According to Figure 4, relay actuating means consists of elements 31 to 39, 31 being a resistance, 32 an electron tube with plate33, control grid 34 and cathode 35, 36 indicating a battery biasing 5 control grid 34 negatively in regard to cathode 35 to such an extent that the tube cannot pass any current. 38 indicates the plate battery and I represents a current-sensitive electromagnetic relay of lower sensitivity which, for instance, exerts attracting power at a current of 30 ma. and more, and closes switch 30 according to Figure 3.

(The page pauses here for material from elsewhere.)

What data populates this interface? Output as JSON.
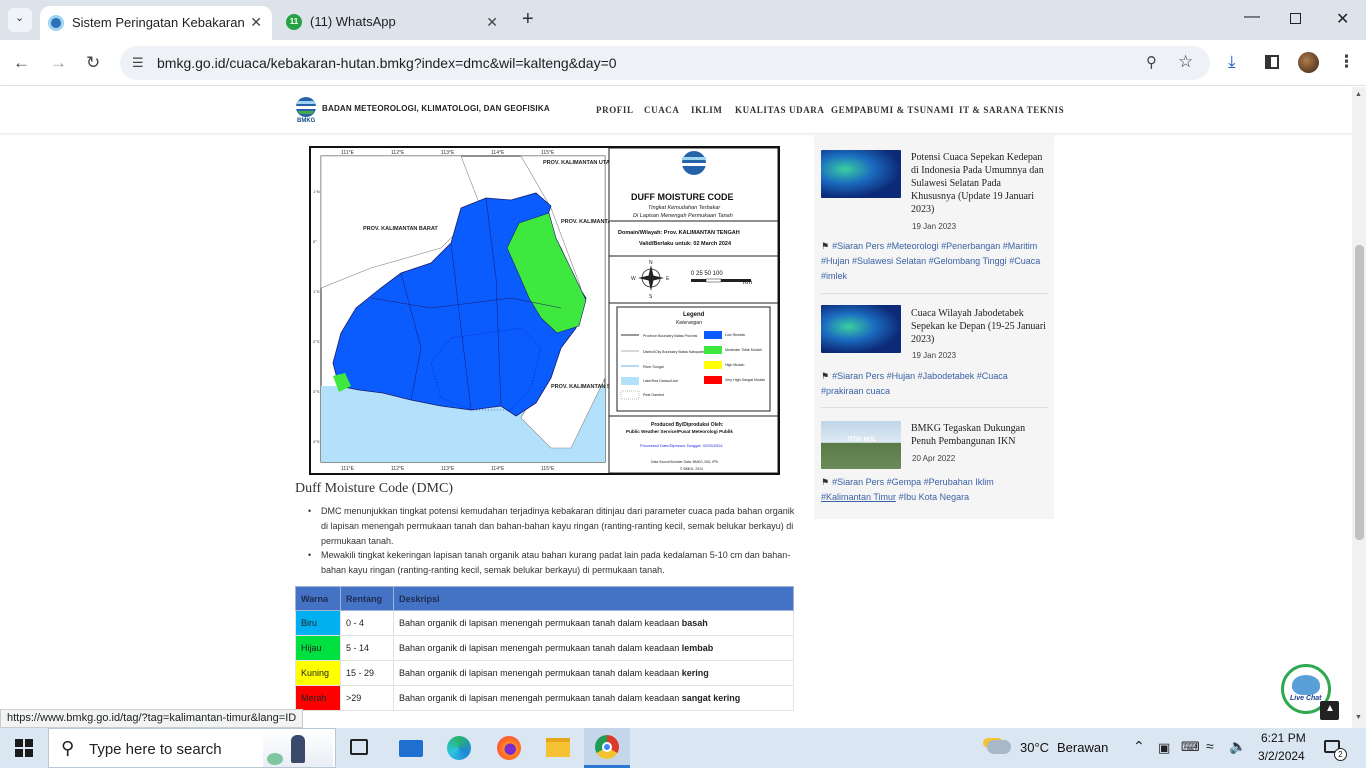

The whole arrangement represents a device for amplifying the current passing through 31 producing a corresponding control potential at resistance 31 which makes the grid more positive to such an extent that a strong current Is passed by the tube. In this case, a much stronger current flows through the plate circuit of tube 32 than through resistance 31 so that a less sensitive relay I is operated by the plate current than may be operated directly. This arrangement is preferably used when it does not appear suitable to feed the current of approximately 1 ma. flowing through stylus 6 directly to an electromagnetic relay of corresponding sensitivity as in Figure 3.

The subject matter of the application is particularly well suited for the direct transmission at distance of script, drawings, signatures (in banks for instance), for reducing the scale of drawings or enlarging, and the like. When transmitting such configurations this extremely simple apparatus will be preferreed as compared with the known complicated television arrangements which serve for transmitting moving images having many details.

As regards the manufacture of transmission apparatus according to the Invention, it is advisable to make the entire apparatus exclusive of the tube so that it may be connected to any desired cathode ray tube.

I claim: 1. A cathode ray telautograph system comprising a cathode ray, means in said tube for developing a beam of electrons, means for deflecting the beam in substantially mutually perpendicular directions, said last named means including beam deflecting means, a source of potential, a stylus and a resistance area whereby the potential applied to the deflecting means and accordingly the deflection of the cathode ray beam may be controlled in accordance with the position of the stylus on the resistance area, and means for preventing the development of the beam of electrons when the stylus is removed from the resistance area comprising a relay responsive to the current present in the stylus circuit.

2. A telautograph comprising a cathode ray tube including means for producing a beam of electrons of small cross-sectional area, means responsive to the presence of the produced cathode ray beam, and means for deflecting the cathode ray beam in substantially mutually perpendicular directions, said means including beam deflecting plates, a source of potential, a stylus, and a resistance area whereby the potential applied to the deflecting plates and accordingly the deflection of the cathode ray beam and its position on the beam responsive means may be determined by the position of the stylus on the resistance area, means for normally biasing the cathode ray beam to beam cut-off and means including a relay for permitting the production of a cathode ray beam whereby the beam may be produced only when the stylus is in contact with the resistance area.